The moves follow steps taken this month by Russia, China, India, Turkey, and Japan to strengthen their national currencies by dropping US treasury holdings and promote exports in thier own currencies.
The newest round of sanctions imposed by the United States against Venezuela is making international financial transactions impossible for both State-run and private firms, El Aissami said during a press conference with Calixto Ortega, the President of the Central Bank of Venezuela.
International financial transactions using foreign currency were reportedly blocked, agroindustrial and pharmaceutical sectors said, showing that U.S. financial sanctions have now extended to affect both the private and public sectors.
From his personal Twitter account, El Aissami said, “We have to generate new conditions to overcome these aggressions on the part of the government of the USA, for which we have taken some actions."
“They continue to try to impose exchange rates that do not correspond to rational economic formulas,” said El Aissami in reference to the parallel dollar exchange rate which currently sits at 160BsS per US$, in sharp comparison to the official 62BsS price.

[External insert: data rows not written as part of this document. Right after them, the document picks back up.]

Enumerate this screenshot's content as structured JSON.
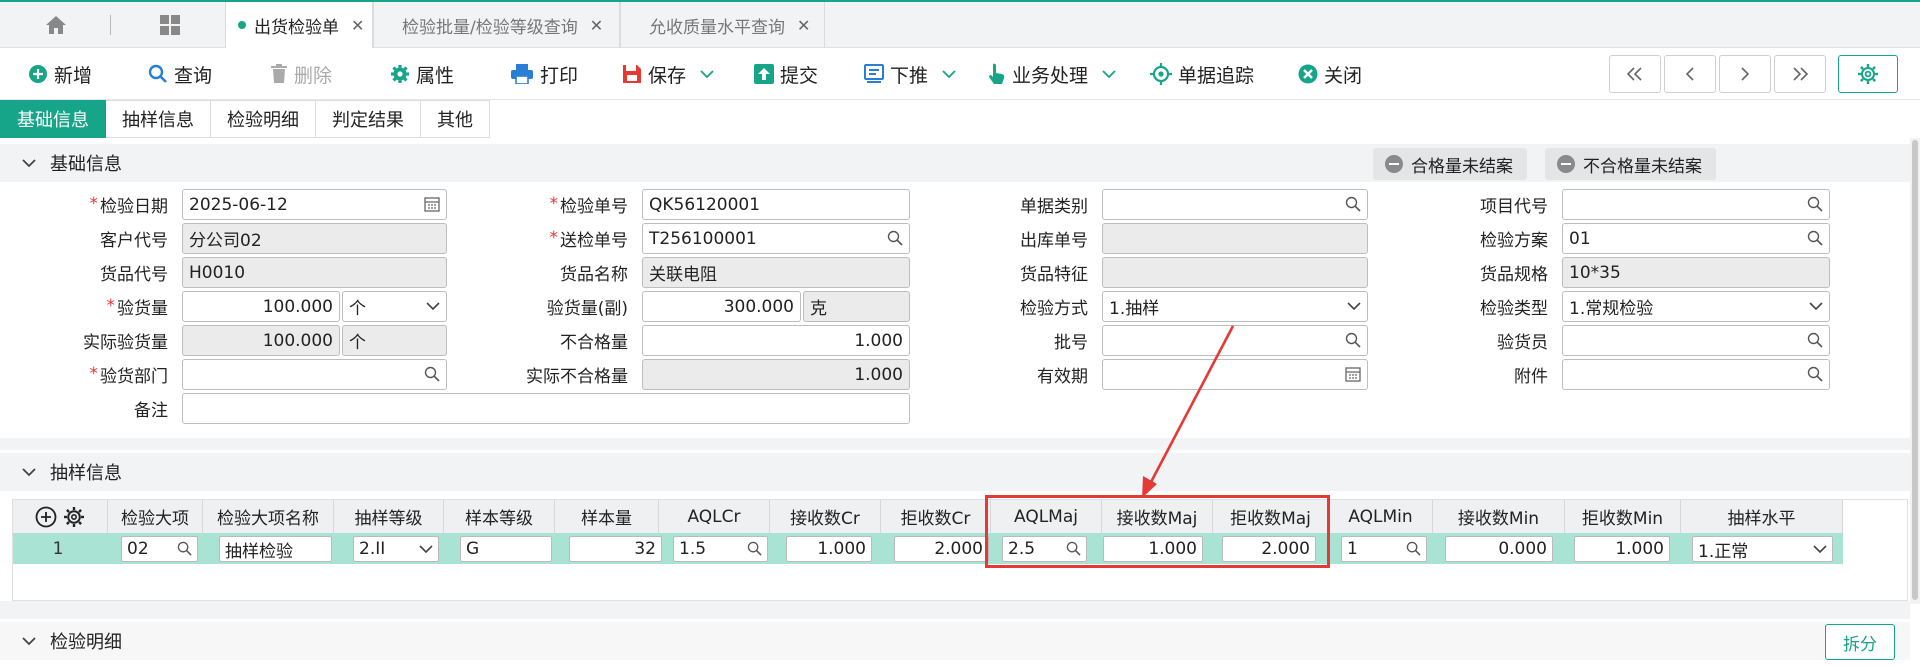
{
  "tabs": [
    {
      "label": "出货检验单",
      "active": true
    },
    {
      "label": "检验批量/检验等级查询",
      "active": false
    },
    {
      "label": "允收质量水平查询",
      "active": false
    }
  ],
  "toolbar": {
    "new": "新增",
    "query": "查询",
    "delete": "删除",
    "properties": "属性",
    "print": "打印",
    "save": "保存",
    "submit": "提交",
    "push_down": "下推",
    "business": "业务处理",
    "trace": "单据追踪",
    "close": "关闭"
  },
  "subtabs": [
    "基础信息",
    "抽样信息",
    "检验明细",
    "判定结果",
    "其他"
  ],
  "sections": {
    "basic": "基础信息",
    "sampling": "抽样信息",
    "detail": "检验明细"
  },
  "buttons": {
    "qualified_open": "合格量未结案",
    "unqualified_open": "不合格量未结案",
    "split": "拆分"
  },
  "form": {
    "inspect_date": {
      "label": "检验日期",
      "value": "2025-06-12"
    },
    "customer_code": {
      "label": "客户代号",
      "value": "分公司02"
    },
    "goods_code": {
      "label": "货品代号",
      "value": "H0010"
    },
    "inspect_qty": {
      "label": "验货量",
      "value": "100.000",
      "unit": "个"
    },
    "actual_qty": {
      "label": "实际验货量",
      "value": "100.000",
      "unit": "个"
    },
    "inspect_dept": {
      "label": "验货部门",
      "value": ""
    },
    "remark": {
      "label": "备注",
      "value": ""
    },
    "inspect_no": {
      "label": "检验单号",
      "value": "QK56120001"
    },
    "send_no": {
      "label": "送检单号",
      "value": "T256100001"
    },
    "goods_name": {
      "label": "货品名称",
      "value": "关联电阻"
    },
    "inspect_qty2": {
      "label": "验货量(副)",
      "value": "300.000",
      "unit": "克"
    },
    "unqualified": {
      "label": "不合格量",
      "value": "1.000"
    },
    "actual_unqualified": {
      "label": "实际不合格量",
      "value": "1.000"
    },
    "doc_type": {
      "label": "单据类别",
      "value": ""
    },
    "out_no": {
      "label": "出库单号",
      "value": ""
    },
    "goods_feature": {
      "label": "货品特征",
      "value": ""
    },
    "inspect_method": {
      "label": "检验方式",
      "value": "1.抽样"
    },
    "batch_no": {
      "label": "批号",
      "value": ""
    },
    "expiry": {
      "label": "有效期",
      "value": ""
    },
    "project_code": {
      "label": "项目代号",
      "value": ""
    },
    "inspect_plan": {
      "label": "检验方案",
      "value": "01"
    },
    "goods_spec": {
      "label": "货品规格",
      "value": "10*35"
    },
    "inspect_type": {
      "label": "检验类型",
      "value": "1.常规检验"
    },
    "inspector": {
      "label": "验货员",
      "value": ""
    },
    "attachment": {
      "label": "附件",
      "value": ""
    }
  },
  "sampling_table": {
    "columns": [
      "检验大项",
      "检验大项名称",
      "抽样等级",
      "样本等级",
      "样本量",
      "AQLCr",
      "接收数Cr",
      "拒收数Cr",
      "AQLMaj",
      "接收数Maj",
      "拒收数Maj",
      "AQLMin",
      "接收数Min",
      "拒收数Min",
      "抽样水平"
    ],
    "row": {
      "index": "1",
      "item": "02",
      "item_name": "抽样检验",
      "sample_grade": "2.II",
      "sample_level": "G",
      "sample_size": "32",
      "aql_cr": "1.5",
      "accept_cr": "1.000",
      "reject_cr": "2.000",
      "aql_maj": "2.5",
      "accept_maj": "1.000",
      "reject_maj": "2.000",
      "aql_min": "1",
      "accept_min": "0.000",
      "reject_min": "1.000",
      "sampling_level": "1.正常"
    }
  },
  "colors": {
    "accent": "#17a589",
    "highlight": "#e53935",
    "row_selected": "#a9e3d4"
  }
}
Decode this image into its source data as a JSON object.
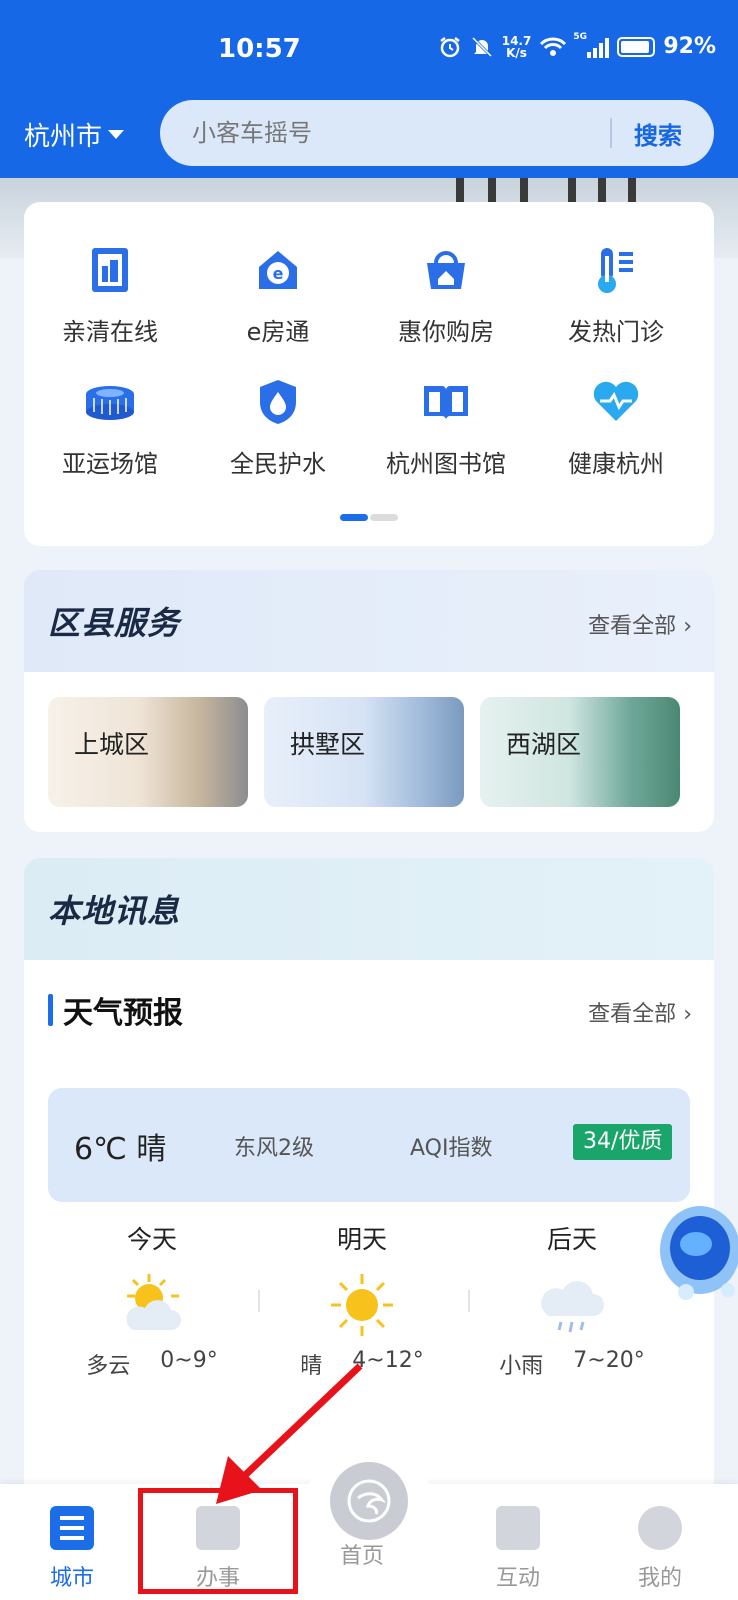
{
  "status_bar": {
    "time": "10:57",
    "net_speed_value": "14.7",
    "net_speed_unit": "K/s",
    "signal_label": "5G",
    "battery": "92%"
  },
  "header": {
    "city": "杭州市",
    "search_placeholder": "小客车摇号",
    "search_button": "搜索",
    "accent_color": "#1668e6"
  },
  "apps": [
    {
      "label": "亲清在线",
      "icon": "building-doc-icon"
    },
    {
      "label": "e房通",
      "icon": "house-e-icon"
    },
    {
      "label": "惠你购房",
      "icon": "basket-house-icon"
    },
    {
      "label": "发热门诊",
      "icon": "thermometer-icon"
    },
    {
      "label": "亚运场馆",
      "icon": "stadium-icon"
    },
    {
      "label": "全民护水",
      "icon": "water-shield-icon"
    },
    {
      "label": "杭州图书馆",
      "icon": "book-icon"
    },
    {
      "label": "健康杭州",
      "icon": "heart-pulse-icon"
    }
  ],
  "district_services": {
    "title": "区县服务",
    "view_all": "查看全部",
    "districts": [
      "上城区",
      "拱墅区",
      "西湖区"
    ]
  },
  "local_news": {
    "title": "本地讯息",
    "weather_title": "天气预报",
    "view_all": "查看全部",
    "current": {
      "temperature": "6℃ 晴",
      "wind": "东风2级",
      "aqi_label": "AQI指数",
      "aqi_value": "34/优质",
      "aqi_color": "#1aa56b"
    },
    "forecast": [
      {
        "day": "今天",
        "condition": "多云",
        "range": "0~9°",
        "icon": "partly-cloudy-icon"
      },
      {
        "day": "明天",
        "condition": "晴",
        "range": "4~12°",
        "icon": "sunny-icon"
      },
      {
        "day": "后天",
        "condition": "小雨",
        "range": "7~20°",
        "icon": "light-rain-icon"
      }
    ]
  },
  "tabbar": {
    "tabs": [
      {
        "label": "城市",
        "active": true
      },
      {
        "label": "办事",
        "active": false
      },
      {
        "label": "首页",
        "active": false
      },
      {
        "label": "互动",
        "active": false
      },
      {
        "label": "我的",
        "active": false
      }
    ]
  },
  "annotation": {
    "highlight_color": "#e8121b"
  }
}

"This will show you how far the madness of imperialism has come. It is increasingly more hostile to trade with your currency,” he said.
“There is an illegal, arbitrary ban- contrary to international law - on the dollar’s use... which even affects the transactions of (Venezuela’s) private sector- this is the fault of imperialism,” said El Aissami.
Consequently, El Aissami said, the Bolivarian System Exchange, Dicom, “will be operating in euro, yuan or any other convertible currency and will allow the foreign exchange market to use any other convertible currency.”
Over the next few months, two billion euros will be sold to the public market at a “real, non-speculative rate,” by state bodies as part of the country’s "Recovery and Economic Growth Program", the minister said. It remains unclear if international trade deals, and vital oil contracts which fund the vast majority of Venezuela's foreign-currency income will continue to be in US dollars or will change to other currencies.
El Aissami also added that the government is promoting the opening of bank accounts in non-dollar currencies, such as Russian roubles or Chinese yuan, and is willing to help private firms with these steps.
Despite these difficulties put in place by US sanctions, speaking the day before, the Vice President also called on local officials to drop the use of the "economic war", which the government have repeatedly blamed for the economic crisis in the country, to cover up their own failings.
"The excuse of the economic war doesn't hold at all any more, we must create the conditions for our economic stability (...) and build our own destiny," he said, in a marked shift of government economic rhetoric.